◆ How to complete this task
The whole listing below should be retyped exactly, without any images.

◆ Entries provided
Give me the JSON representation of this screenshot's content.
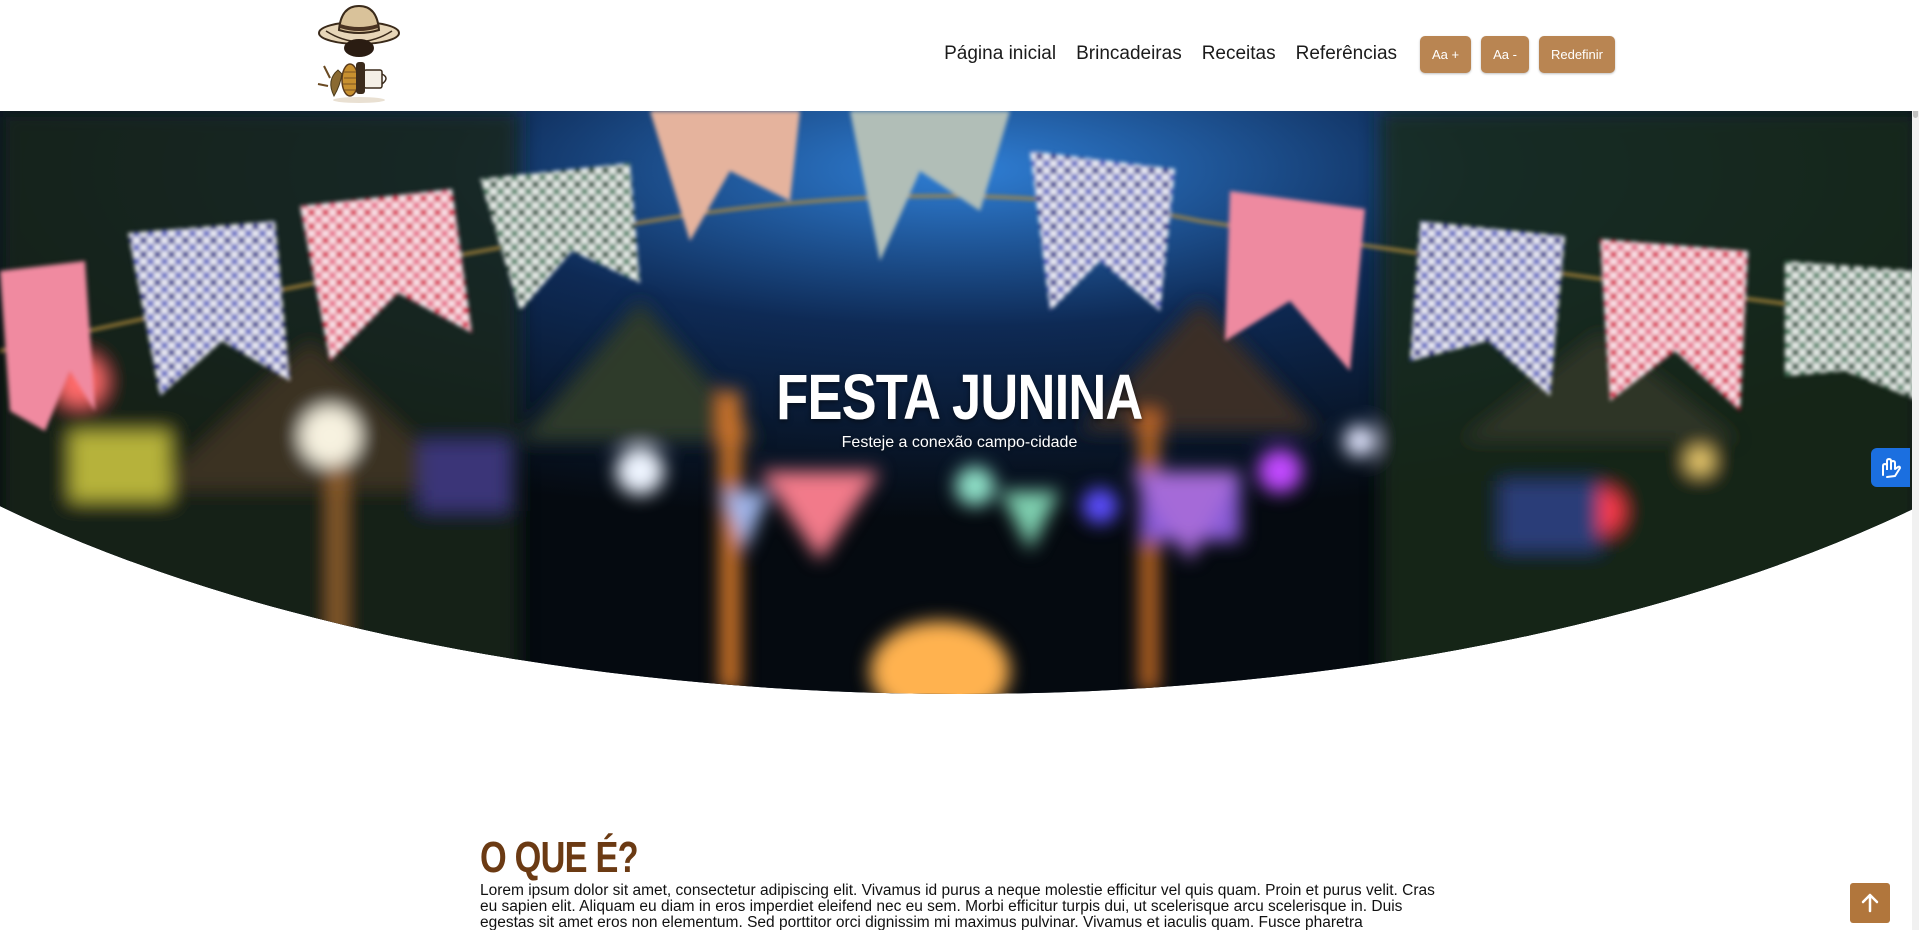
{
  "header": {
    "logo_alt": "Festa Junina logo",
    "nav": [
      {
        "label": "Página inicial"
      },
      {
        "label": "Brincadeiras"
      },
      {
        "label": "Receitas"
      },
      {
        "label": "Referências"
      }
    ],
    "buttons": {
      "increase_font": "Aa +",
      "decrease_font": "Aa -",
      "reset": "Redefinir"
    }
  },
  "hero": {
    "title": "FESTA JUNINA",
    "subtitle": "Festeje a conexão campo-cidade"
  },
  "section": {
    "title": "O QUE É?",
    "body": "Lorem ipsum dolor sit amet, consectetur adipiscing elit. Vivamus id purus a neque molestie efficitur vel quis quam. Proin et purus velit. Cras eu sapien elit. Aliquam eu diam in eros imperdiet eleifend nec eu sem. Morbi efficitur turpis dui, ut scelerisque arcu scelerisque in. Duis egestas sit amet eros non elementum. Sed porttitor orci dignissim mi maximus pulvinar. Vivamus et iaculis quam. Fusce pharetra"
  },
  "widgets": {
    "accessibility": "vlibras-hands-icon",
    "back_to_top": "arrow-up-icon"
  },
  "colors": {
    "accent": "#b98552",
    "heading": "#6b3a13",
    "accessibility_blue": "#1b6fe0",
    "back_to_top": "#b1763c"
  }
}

◆ Completed task
Give me the JSON representation of this screenshot's content.
{
  "header": {
    "logo_alt": "Festa Junina logo",
    "nav": [
      {
        "label": "Página inicial"
      },
      {
        "label": "Brincadeiras"
      },
      {
        "label": "Receitas"
      },
      {
        "label": "Referências"
      }
    ],
    "buttons": {
      "increase_font": "Aa +",
      "decrease_font": "Aa -",
      "reset": "Redefinir"
    }
  },
  "hero": {
    "title": "FESTA JUNINA",
    "subtitle": "Festeje a conexão campo-cidade"
  },
  "section": {
    "title": "O QUE É?",
    "body": "Lorem ipsum dolor sit amet, consectetur adipiscing elit. Vivamus id purus a neque molestie efficitur vel quis quam. Proin et purus velit. Cras eu sapien elit. Aliquam eu diam in eros imperdiet eleifend nec eu sem. Morbi efficitur turpis dui, ut scelerisque arcu scelerisque in. Duis egestas sit amet eros non elementum. Sed porttitor orci dignissim mi maximus pulvinar. Vivamus et iaculis quam. Fusce pharetra"
  },
  "widgets": {
    "accessibility": "vlibras-hands-icon",
    "back_to_top": "arrow-up-icon"
  },
  "colors": {
    "accent": "#b98552",
    "heading": "#6b3a13",
    "accessibility_blue": "#1b6fe0",
    "back_to_top": "#b1763c"
  }
}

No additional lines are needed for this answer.